- [Data shown]:
BEGIN
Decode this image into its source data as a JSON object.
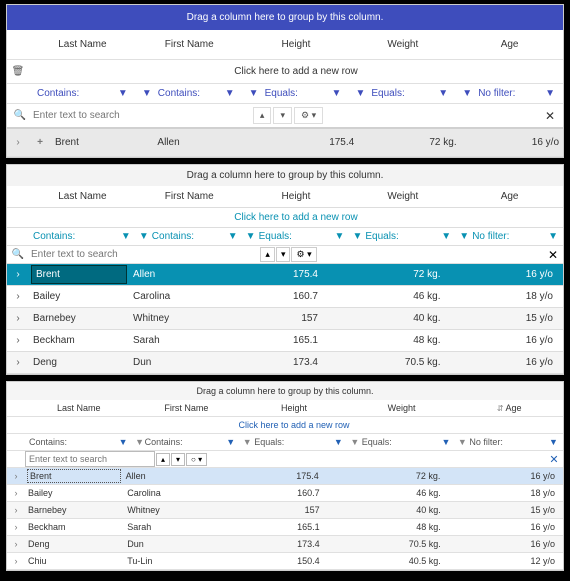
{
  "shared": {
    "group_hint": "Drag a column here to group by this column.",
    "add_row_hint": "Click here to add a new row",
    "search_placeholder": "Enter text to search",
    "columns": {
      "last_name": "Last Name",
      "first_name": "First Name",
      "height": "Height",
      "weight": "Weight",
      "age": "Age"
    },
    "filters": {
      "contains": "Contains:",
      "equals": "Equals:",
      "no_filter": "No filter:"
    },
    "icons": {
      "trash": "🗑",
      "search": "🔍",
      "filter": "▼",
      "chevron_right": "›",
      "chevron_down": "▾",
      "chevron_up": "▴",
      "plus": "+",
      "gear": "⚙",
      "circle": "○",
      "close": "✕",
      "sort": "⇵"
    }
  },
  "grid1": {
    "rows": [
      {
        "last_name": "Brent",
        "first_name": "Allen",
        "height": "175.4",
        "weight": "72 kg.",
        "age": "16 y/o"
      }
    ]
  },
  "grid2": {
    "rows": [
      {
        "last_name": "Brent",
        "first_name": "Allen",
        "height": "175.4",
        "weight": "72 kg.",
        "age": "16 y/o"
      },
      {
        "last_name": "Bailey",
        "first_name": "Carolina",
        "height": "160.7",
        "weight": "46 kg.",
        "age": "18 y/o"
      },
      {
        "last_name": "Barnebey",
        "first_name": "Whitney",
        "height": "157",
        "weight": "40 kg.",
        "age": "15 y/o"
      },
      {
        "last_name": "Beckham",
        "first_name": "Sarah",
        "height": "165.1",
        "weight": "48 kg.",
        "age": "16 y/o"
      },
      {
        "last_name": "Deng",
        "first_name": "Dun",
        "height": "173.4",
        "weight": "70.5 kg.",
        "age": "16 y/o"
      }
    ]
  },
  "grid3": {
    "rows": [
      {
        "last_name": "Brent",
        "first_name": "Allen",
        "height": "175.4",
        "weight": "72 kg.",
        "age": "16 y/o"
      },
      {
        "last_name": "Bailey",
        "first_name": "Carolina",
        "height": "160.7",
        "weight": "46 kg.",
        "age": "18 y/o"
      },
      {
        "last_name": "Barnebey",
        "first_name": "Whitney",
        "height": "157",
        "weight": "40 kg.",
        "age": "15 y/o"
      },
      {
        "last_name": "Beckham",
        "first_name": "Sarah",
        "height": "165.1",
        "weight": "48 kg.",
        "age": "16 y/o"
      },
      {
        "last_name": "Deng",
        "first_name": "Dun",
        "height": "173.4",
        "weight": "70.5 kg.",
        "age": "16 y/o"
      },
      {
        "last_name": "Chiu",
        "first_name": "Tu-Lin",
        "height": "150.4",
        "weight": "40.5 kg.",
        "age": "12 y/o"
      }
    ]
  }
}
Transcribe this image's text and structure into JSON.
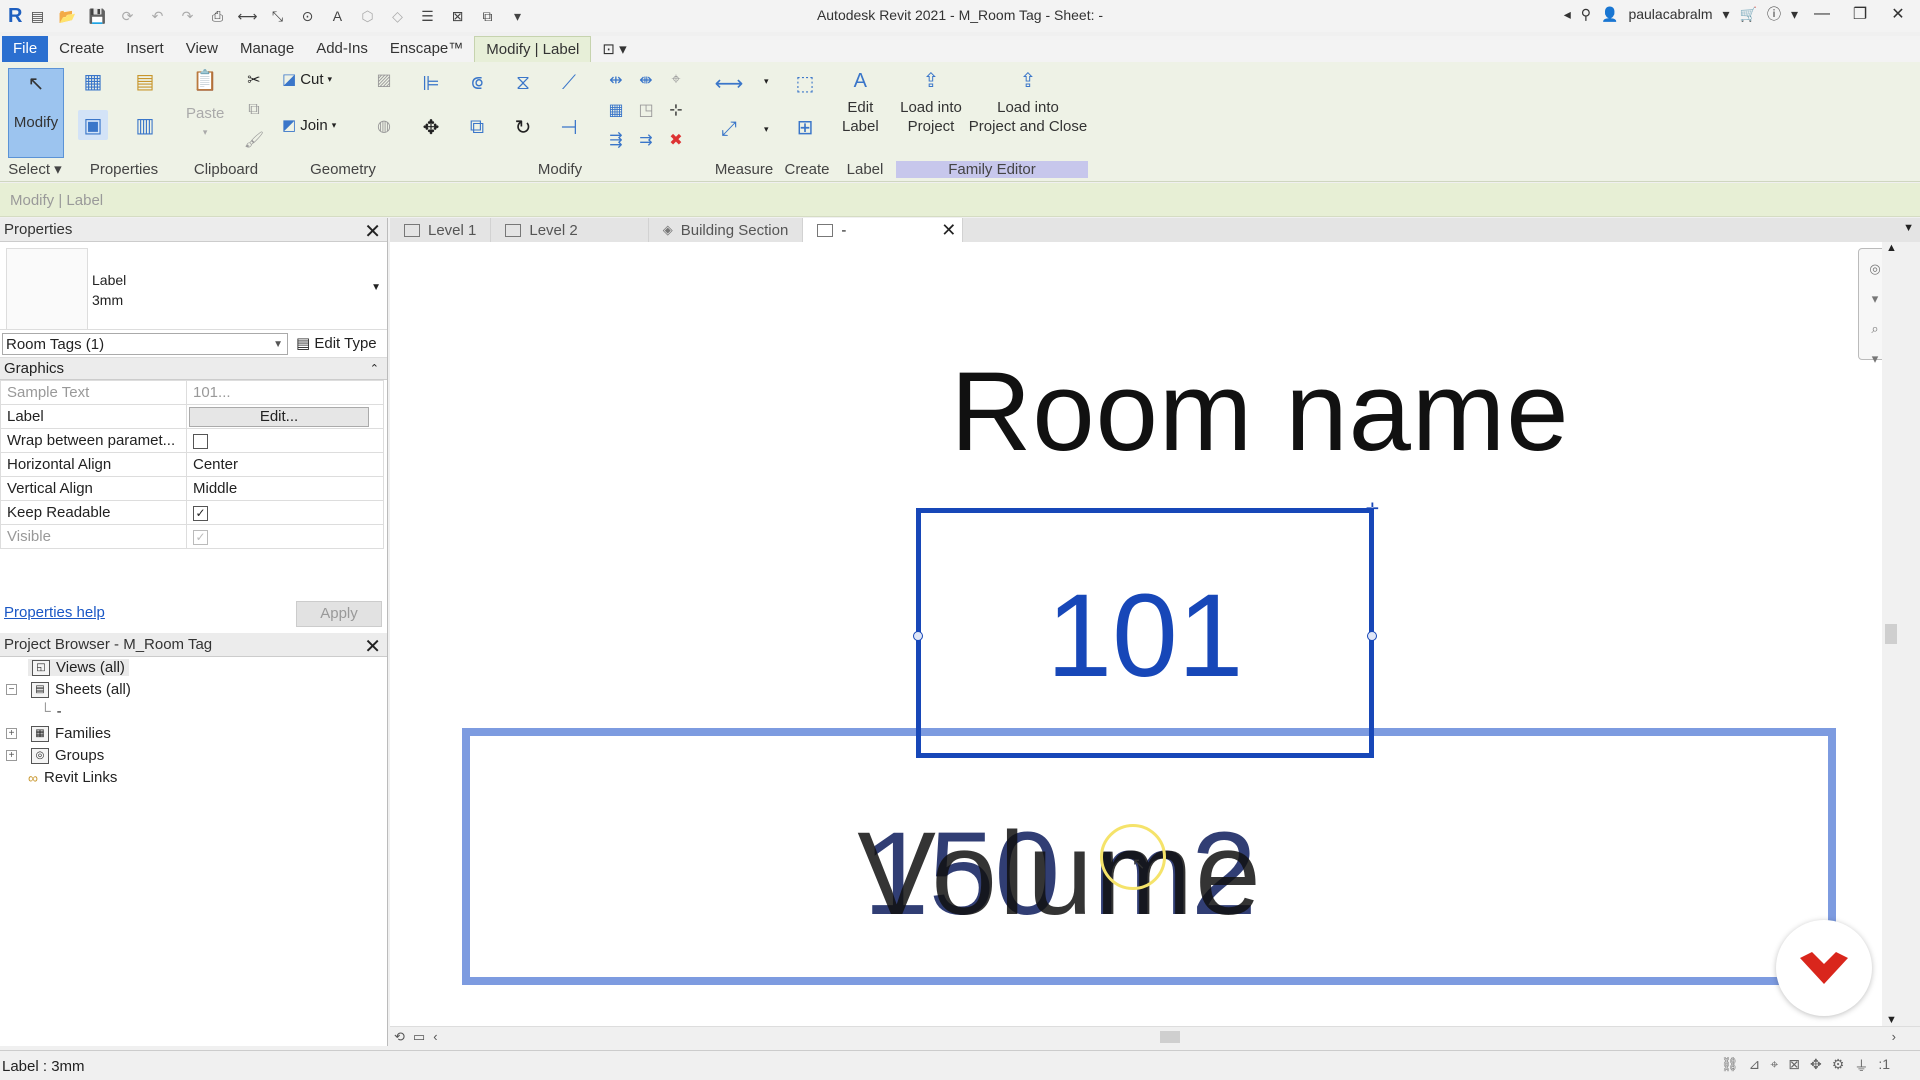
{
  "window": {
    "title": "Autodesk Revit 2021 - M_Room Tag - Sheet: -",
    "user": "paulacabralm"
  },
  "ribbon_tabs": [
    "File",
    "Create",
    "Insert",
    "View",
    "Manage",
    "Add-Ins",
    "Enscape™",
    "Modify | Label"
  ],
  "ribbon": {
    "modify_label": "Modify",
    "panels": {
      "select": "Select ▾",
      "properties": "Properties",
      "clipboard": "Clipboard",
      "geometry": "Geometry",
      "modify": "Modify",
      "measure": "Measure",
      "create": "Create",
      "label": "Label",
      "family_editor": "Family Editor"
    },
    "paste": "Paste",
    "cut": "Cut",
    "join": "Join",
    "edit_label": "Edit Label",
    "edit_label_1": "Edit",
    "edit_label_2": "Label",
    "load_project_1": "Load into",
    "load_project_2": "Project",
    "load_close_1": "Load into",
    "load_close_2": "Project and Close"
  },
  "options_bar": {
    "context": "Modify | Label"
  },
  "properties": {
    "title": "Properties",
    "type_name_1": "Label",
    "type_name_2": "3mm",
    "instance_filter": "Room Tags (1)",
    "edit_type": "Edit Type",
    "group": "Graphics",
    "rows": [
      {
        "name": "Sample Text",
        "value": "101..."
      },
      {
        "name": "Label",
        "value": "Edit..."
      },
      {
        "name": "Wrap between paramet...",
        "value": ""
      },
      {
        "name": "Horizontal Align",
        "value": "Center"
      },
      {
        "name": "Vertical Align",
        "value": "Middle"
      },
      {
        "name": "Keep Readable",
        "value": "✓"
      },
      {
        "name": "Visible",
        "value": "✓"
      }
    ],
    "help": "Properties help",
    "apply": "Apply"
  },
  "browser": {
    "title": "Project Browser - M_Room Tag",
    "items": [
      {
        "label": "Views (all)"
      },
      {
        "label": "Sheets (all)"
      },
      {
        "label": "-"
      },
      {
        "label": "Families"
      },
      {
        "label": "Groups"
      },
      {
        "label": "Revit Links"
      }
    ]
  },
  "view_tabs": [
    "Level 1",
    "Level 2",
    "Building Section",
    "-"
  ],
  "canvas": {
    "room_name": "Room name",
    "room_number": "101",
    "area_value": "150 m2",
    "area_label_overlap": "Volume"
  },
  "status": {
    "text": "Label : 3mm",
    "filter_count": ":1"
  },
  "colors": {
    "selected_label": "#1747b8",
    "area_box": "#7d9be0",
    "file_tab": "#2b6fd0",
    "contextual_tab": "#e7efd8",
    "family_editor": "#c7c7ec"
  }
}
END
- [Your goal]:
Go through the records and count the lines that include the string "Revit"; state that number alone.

- [Expected output]:
2